[Data records for software interfaces]
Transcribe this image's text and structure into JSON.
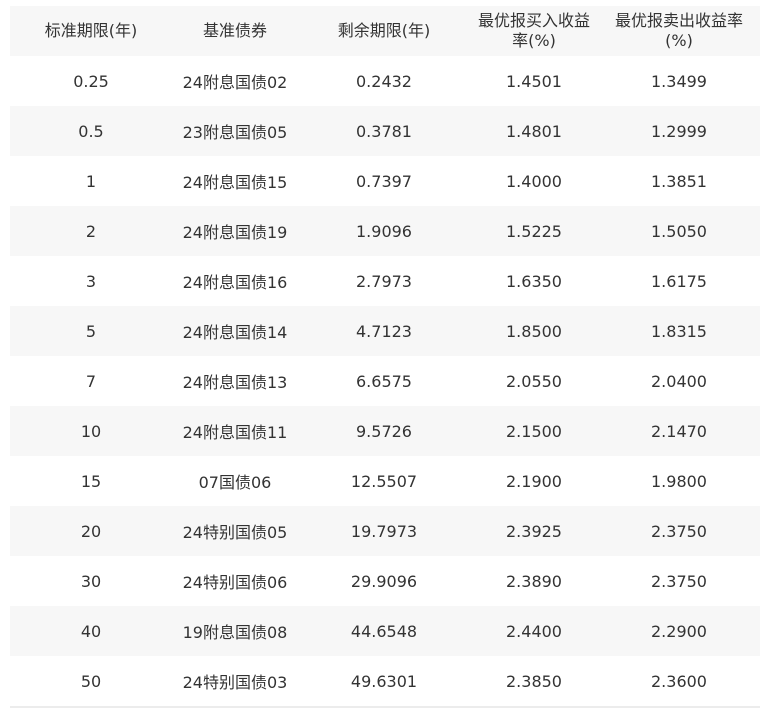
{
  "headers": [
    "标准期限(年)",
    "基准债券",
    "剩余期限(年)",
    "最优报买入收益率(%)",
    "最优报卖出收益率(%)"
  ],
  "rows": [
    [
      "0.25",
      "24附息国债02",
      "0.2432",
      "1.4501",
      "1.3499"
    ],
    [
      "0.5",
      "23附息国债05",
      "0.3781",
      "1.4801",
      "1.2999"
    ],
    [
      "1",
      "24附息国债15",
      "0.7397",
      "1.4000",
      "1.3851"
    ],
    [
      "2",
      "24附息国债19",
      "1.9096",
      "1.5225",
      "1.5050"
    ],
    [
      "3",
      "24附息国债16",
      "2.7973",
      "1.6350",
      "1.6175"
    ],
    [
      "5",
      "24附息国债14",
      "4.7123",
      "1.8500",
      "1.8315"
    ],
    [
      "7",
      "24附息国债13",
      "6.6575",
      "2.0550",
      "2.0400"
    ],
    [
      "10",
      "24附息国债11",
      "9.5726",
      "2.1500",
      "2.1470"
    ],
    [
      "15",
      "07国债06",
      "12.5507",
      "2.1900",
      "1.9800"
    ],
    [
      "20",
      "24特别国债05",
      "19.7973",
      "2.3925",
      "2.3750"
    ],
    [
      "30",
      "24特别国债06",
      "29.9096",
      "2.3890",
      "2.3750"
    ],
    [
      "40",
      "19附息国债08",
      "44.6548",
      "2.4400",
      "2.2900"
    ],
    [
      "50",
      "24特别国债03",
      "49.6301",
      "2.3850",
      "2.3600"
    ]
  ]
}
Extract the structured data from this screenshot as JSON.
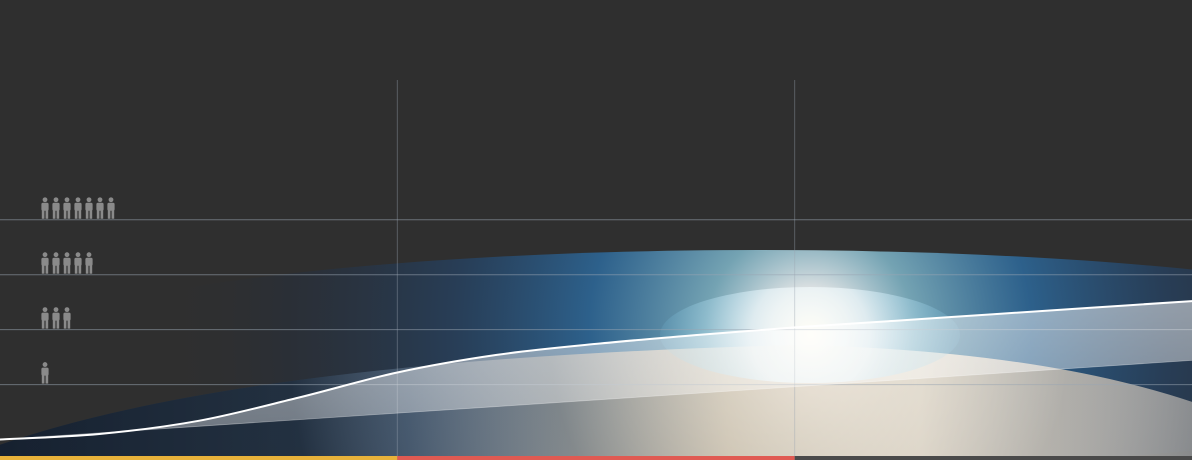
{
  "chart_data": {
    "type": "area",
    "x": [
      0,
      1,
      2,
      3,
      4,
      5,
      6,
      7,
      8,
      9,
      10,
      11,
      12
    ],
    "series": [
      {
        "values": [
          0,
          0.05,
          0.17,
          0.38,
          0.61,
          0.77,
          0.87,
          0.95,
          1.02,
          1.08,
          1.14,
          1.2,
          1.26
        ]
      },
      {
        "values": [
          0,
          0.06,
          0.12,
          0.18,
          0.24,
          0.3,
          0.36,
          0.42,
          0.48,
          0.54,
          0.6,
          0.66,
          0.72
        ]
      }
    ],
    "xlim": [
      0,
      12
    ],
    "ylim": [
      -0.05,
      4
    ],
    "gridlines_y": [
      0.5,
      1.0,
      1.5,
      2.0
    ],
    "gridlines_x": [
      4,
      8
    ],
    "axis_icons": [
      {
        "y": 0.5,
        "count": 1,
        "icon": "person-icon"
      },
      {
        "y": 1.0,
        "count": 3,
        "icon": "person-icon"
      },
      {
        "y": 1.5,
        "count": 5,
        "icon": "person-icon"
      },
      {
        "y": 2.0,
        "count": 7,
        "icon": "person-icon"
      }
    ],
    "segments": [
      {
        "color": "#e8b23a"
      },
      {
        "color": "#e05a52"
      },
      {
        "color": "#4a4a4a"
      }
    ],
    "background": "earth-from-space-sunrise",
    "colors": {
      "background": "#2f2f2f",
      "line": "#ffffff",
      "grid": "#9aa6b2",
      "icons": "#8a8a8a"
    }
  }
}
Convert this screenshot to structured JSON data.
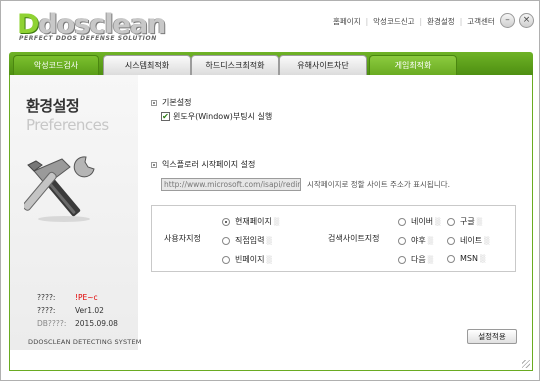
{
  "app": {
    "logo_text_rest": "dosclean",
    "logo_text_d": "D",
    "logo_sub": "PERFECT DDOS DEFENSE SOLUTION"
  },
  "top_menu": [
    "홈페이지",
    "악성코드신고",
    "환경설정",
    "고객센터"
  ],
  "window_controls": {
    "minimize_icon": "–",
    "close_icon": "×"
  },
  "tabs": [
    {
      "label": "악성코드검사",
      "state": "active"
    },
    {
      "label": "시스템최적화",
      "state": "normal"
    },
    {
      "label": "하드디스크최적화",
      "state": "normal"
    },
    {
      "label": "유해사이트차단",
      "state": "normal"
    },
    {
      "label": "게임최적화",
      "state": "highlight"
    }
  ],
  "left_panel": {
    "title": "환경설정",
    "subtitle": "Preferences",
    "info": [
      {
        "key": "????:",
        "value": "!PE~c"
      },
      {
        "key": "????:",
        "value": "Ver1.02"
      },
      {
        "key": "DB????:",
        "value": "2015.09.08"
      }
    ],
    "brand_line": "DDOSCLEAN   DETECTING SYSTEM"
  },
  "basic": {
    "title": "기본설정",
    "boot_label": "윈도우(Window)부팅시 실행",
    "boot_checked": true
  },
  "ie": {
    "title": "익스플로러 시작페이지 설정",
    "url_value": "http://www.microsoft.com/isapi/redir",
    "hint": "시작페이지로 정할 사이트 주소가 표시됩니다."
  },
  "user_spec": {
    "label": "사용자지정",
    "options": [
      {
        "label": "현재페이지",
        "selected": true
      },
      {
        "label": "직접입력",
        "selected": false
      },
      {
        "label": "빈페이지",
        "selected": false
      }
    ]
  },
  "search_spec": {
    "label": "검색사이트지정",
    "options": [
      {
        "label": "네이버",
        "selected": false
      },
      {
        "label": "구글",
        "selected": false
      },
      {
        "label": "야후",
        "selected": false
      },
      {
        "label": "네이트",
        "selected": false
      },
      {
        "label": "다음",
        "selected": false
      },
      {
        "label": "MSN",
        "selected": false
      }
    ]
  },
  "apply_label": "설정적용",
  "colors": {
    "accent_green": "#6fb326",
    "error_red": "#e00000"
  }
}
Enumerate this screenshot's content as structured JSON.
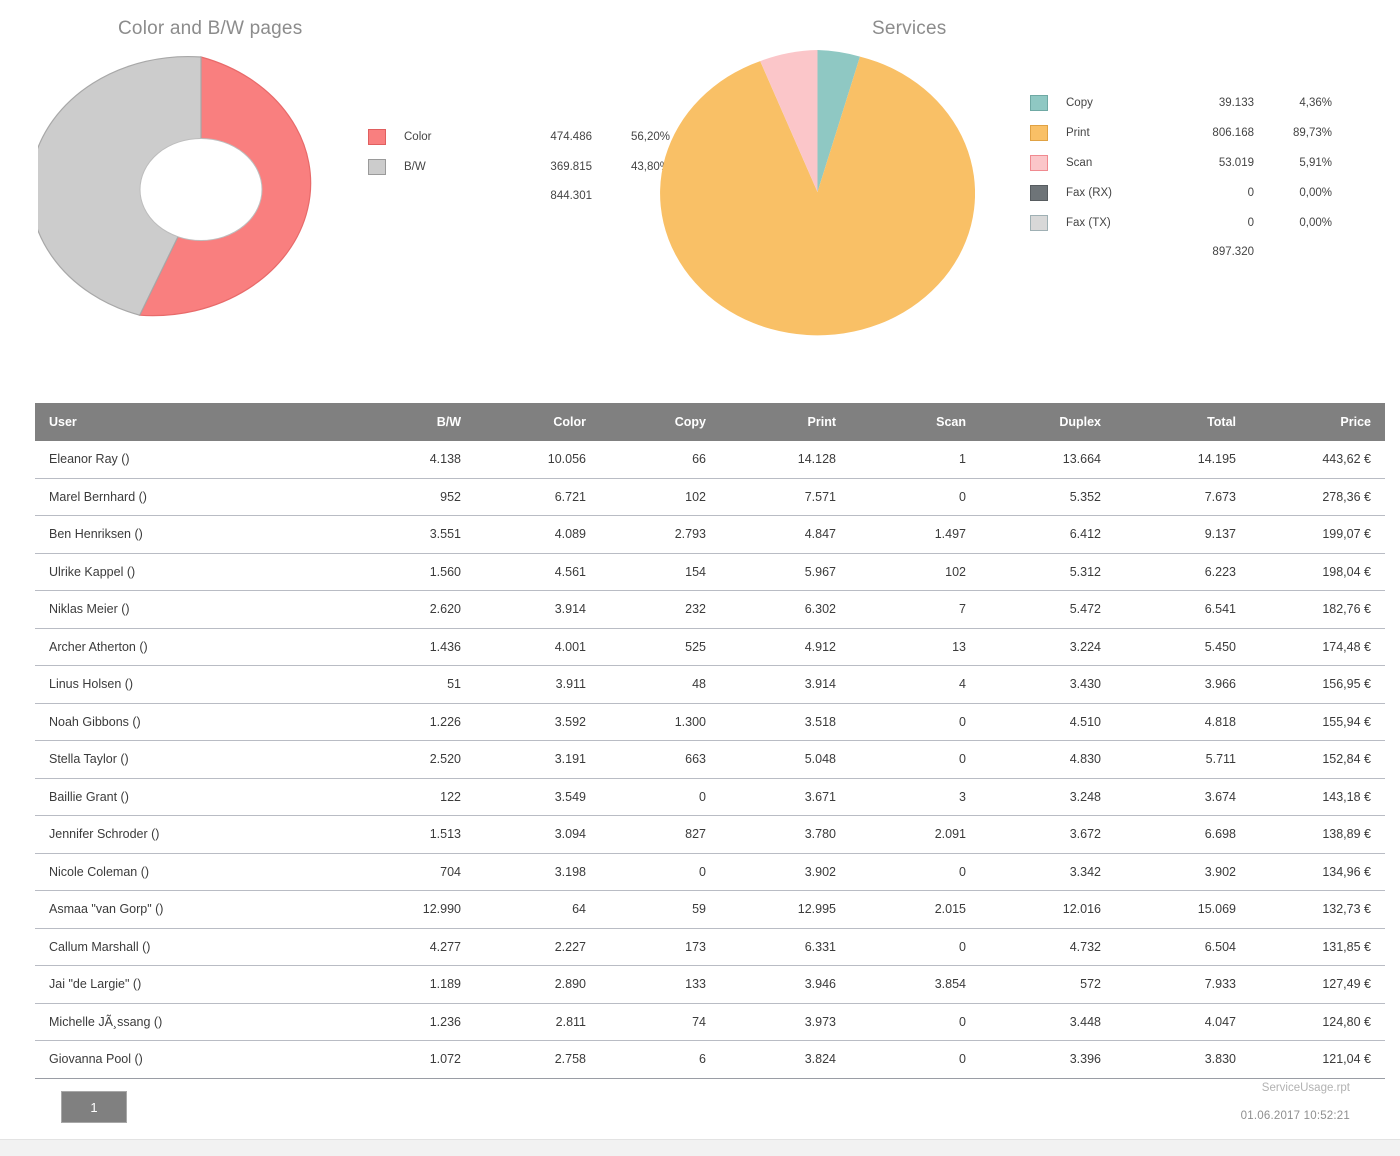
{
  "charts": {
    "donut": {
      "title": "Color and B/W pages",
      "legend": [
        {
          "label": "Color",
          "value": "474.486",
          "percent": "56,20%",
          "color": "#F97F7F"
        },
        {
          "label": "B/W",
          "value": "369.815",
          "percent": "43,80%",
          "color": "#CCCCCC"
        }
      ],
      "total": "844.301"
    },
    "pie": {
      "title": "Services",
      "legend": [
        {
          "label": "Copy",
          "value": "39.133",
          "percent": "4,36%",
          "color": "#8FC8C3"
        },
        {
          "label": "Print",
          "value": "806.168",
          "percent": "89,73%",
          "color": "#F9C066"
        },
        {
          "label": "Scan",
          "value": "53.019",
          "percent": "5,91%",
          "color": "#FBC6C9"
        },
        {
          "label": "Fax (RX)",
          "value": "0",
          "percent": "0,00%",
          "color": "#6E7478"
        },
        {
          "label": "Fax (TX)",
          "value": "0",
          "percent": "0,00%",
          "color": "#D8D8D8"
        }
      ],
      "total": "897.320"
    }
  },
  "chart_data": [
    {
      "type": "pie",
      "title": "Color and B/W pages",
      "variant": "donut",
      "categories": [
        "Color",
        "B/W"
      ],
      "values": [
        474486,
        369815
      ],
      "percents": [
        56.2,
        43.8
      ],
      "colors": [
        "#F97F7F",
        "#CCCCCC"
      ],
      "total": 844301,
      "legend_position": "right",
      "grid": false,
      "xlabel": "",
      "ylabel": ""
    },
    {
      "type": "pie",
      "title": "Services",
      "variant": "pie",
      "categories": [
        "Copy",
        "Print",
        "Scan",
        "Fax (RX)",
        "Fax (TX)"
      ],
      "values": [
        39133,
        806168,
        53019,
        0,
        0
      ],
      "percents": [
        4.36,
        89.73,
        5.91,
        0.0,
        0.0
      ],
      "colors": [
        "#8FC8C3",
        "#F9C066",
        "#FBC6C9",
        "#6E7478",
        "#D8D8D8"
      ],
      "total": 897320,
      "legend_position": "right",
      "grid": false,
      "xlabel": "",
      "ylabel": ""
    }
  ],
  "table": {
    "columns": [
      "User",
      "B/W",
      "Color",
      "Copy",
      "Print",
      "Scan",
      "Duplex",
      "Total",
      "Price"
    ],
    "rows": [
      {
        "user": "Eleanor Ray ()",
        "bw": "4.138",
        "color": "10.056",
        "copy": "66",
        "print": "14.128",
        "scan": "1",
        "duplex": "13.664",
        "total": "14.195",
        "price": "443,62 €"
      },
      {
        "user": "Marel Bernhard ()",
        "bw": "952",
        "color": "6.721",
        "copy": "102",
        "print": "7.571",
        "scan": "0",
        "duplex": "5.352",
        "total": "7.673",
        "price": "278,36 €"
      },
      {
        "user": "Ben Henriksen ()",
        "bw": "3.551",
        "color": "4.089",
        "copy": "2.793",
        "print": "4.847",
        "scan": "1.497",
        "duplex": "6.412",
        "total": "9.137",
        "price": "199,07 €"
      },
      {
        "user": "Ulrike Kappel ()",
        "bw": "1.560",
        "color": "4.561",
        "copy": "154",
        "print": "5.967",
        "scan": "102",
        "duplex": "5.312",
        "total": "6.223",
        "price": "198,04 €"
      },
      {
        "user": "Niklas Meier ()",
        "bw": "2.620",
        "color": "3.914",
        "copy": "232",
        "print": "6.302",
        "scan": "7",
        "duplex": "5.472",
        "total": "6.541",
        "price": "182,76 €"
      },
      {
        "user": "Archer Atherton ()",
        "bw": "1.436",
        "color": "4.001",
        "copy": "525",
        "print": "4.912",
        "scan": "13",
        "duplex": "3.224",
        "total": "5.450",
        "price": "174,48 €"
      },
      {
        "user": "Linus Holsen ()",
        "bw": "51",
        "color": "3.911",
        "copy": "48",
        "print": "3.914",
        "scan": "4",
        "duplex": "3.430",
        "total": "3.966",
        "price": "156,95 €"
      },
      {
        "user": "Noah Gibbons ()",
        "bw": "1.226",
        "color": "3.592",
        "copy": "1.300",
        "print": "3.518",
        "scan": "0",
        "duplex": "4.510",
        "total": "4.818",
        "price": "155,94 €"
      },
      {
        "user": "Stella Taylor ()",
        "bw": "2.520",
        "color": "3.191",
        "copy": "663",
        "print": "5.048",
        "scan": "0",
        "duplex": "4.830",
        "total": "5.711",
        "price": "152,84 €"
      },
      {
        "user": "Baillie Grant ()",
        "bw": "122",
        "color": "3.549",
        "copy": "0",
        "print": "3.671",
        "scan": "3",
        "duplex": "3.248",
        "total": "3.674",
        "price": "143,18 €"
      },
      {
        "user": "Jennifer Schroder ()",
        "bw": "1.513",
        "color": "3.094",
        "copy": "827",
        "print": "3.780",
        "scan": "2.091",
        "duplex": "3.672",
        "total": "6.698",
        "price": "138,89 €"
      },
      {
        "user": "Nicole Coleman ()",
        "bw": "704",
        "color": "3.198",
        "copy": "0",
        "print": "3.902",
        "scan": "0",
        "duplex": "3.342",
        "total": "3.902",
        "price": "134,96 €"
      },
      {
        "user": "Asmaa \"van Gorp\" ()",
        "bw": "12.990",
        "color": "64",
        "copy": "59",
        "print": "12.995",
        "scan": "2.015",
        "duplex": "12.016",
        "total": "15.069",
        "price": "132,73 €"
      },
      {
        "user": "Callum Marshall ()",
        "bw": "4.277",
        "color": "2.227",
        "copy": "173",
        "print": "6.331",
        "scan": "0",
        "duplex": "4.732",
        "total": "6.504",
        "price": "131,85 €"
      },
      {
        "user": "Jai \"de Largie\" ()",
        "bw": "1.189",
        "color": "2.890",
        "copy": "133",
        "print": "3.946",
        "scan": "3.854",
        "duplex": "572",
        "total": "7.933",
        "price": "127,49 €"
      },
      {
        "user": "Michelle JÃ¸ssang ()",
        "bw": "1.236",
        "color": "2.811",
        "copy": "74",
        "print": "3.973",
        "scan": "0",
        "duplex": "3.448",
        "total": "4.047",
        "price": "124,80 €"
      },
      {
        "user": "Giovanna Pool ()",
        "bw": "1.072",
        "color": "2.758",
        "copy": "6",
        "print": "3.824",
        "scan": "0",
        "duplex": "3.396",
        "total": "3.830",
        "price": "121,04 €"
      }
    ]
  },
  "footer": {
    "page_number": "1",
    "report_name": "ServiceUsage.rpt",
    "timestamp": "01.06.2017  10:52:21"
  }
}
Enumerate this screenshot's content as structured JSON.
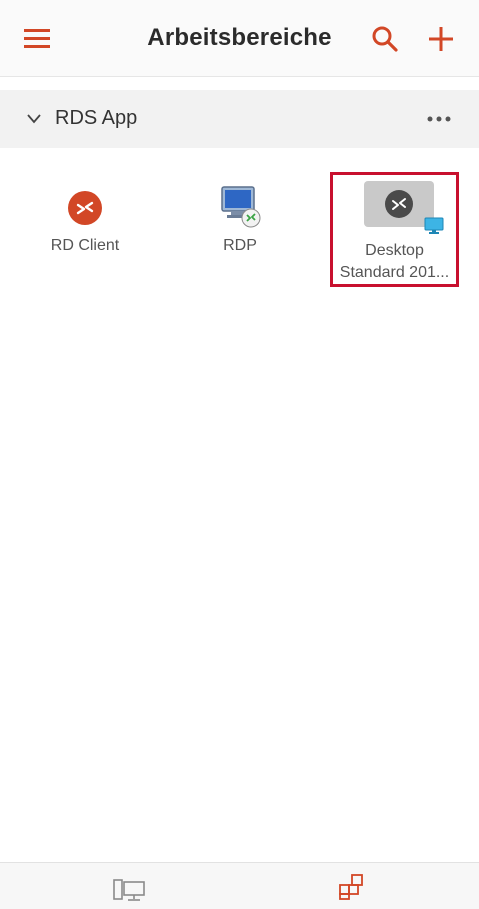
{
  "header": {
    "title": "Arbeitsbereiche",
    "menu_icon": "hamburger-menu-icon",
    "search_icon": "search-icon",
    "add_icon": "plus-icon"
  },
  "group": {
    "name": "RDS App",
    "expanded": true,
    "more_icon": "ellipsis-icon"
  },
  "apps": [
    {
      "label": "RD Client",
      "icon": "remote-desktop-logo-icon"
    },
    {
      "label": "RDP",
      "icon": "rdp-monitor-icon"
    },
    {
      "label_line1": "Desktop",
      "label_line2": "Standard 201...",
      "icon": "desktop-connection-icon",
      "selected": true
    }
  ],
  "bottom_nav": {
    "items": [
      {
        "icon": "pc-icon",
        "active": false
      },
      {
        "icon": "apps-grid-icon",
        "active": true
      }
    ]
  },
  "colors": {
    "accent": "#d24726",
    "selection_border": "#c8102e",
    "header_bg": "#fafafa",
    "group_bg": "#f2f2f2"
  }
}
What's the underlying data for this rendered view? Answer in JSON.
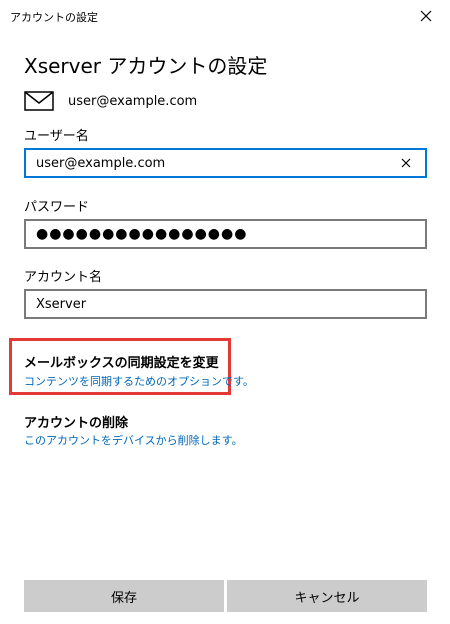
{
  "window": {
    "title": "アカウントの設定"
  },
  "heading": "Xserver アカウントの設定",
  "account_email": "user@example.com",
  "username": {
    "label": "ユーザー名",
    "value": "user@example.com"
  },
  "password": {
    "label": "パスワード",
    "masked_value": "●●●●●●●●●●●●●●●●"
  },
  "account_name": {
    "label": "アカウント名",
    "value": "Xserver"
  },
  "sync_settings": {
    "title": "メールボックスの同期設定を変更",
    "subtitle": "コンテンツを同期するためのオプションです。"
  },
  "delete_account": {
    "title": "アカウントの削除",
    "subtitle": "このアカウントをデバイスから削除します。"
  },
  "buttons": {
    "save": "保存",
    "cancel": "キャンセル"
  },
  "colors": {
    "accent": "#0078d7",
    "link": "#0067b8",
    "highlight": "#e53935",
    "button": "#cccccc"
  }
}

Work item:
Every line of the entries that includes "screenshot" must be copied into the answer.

Task answer:
Extract the structured data from this screenshot as JSON.
Convert this screenshot to structured JSON data.
Enumerate this screenshot's content as structured JSON.
Enumerate this screenshot's content as structured JSON.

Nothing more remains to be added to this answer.